Among other things, my wife is an accomplished poet. From the sidelines I've
noticed that there are a lot of similarities between the poetry and photography
communities; anyone with a pen and paper and enough attitude can call themselves
a poet just like anyone with a camera and enough confidence can call themselves
The attitude that drives me crazy among wannabe poets is the one that goes
something like this: I don't want to read poetry, or study other poets,
because education will taint my unique, pure voice. What a pile of
horse manure! If all you've ever read is bad poetry then that is all you are
ever likely to write. If you are ignorant of the history, the different movements,
styles and the major players within the world of poetry then you are not aware
of what is possible.
Exactly the same attitude exists and argument can be applied to photographers

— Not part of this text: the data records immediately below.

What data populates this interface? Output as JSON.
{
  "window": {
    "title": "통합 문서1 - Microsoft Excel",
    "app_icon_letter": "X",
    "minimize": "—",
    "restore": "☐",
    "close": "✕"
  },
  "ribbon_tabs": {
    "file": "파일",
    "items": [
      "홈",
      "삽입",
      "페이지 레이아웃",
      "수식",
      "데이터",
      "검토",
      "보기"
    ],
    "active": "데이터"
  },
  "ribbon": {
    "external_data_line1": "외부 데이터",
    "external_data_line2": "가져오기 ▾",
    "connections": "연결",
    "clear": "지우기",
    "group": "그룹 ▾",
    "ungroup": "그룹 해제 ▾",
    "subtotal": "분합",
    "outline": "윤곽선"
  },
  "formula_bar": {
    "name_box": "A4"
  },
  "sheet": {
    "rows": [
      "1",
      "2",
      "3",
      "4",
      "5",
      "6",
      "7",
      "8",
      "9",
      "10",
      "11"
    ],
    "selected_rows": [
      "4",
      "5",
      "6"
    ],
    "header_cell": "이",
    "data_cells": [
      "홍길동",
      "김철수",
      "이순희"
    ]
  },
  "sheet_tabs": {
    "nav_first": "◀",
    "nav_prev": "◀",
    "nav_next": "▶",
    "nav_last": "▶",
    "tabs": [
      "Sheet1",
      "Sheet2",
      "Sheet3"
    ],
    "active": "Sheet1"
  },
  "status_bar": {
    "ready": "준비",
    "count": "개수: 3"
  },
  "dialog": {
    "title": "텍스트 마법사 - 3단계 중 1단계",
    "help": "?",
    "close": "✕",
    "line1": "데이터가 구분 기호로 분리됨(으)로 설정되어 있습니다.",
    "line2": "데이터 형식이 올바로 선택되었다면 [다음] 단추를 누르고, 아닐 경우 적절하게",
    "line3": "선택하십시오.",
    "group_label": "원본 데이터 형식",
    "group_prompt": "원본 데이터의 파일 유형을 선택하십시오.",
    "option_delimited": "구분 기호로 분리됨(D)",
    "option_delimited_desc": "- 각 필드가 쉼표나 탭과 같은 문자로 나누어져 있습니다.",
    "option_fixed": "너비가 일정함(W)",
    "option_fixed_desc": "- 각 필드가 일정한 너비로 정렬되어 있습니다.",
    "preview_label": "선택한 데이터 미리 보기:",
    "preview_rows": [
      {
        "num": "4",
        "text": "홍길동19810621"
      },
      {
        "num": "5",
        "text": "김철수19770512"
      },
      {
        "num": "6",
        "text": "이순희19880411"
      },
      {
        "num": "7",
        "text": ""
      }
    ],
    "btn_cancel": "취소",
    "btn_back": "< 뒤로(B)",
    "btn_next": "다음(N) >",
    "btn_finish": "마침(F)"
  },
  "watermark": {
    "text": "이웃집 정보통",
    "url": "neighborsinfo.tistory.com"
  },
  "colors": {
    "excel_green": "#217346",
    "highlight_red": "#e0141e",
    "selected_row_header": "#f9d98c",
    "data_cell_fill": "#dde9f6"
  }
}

(and photobloggers). Owning a camera, even a really nice one, even a really
expensive one does not make you a photographer. There are many, many more idiots
than there are idiot savants. Savant without the idiot prefix
means a learned person, a scholar which one can aspire to be through self-education.
I'm not talking here about learning the details of exposure, aperture and f-stops
and the the like although a photographer should be aware of the mechanics and
physics of the craft of photograph. I'm talking about learning about the art
of photography by studying those who preceded you.
The old cliche "I don't know art, but I know what I like" is
redundant, if it was ever valid in the first place. If you haven't been exposed
to art how can you know what you like? The same is true specifically for photography;
if you don't know which iconic photographers and photographs you like, and,
equally, which you don't like and (more importantly) why, how do you know what
you want to do within the photographic field?
This rant is triggered by a situation I was made aware of this week, of a
photo critique group on flickr, who rejected
a critically acclaimed HCB image for not being up to their standards.
Even when it was brought to their attention that this was an iconic image they
were judging most of the online mob would not retract their damnation of a
master's work. Let's put aside that these amateur critics did not recognize
the image immediately. Let's also put aside that some of these photographers
carry expensive equipment with red stripes on their lenses. They should know
better if they are setting themselves up as arbiters of what is a good and
a bad photograph. They make all us wired photographers look ridiculous and
Getting a little art schooling is not hard or expensive; it should be a joy.
Personally I have probably spent more art photography books than I have on
equipment but that doesn't need to be the case. Most libraries have at least
a handful of photography monographs and a volume of two on photo history. If
you want to own your own books, there alternatives to buying them at retail
price - exploring half.com online, and my local secondhand book sellers in
person, is a great way to find bargains and build a collection that you can
go back to. Many museums and galleries have at least one evening a month when
entrance is free - seeing prints in the flesh is a totally different experience
than seeing images in a book and massively superior to seeing them online.
Most of us don't time to go to college to attend a semester of "The History
of Photography" but at
least one lecture has made his class available as a podcast. There are
even some great documentaries available on DVD on certain photographers that
you can rent. These activities do take a little
time and commitment but I guarantee you will get more out them than you
would spending more time on that forum arguing why Nikon is better than Canon
or visa versa.
I'm not some photography snob or elitist. Art needn't be inaccessible
or aloof (despite what some artists and critics seem to think). Pre-digital
photography is not irrelevant. If you don't know the work of HCB it is time
to hit the books. It will make you a better photographer.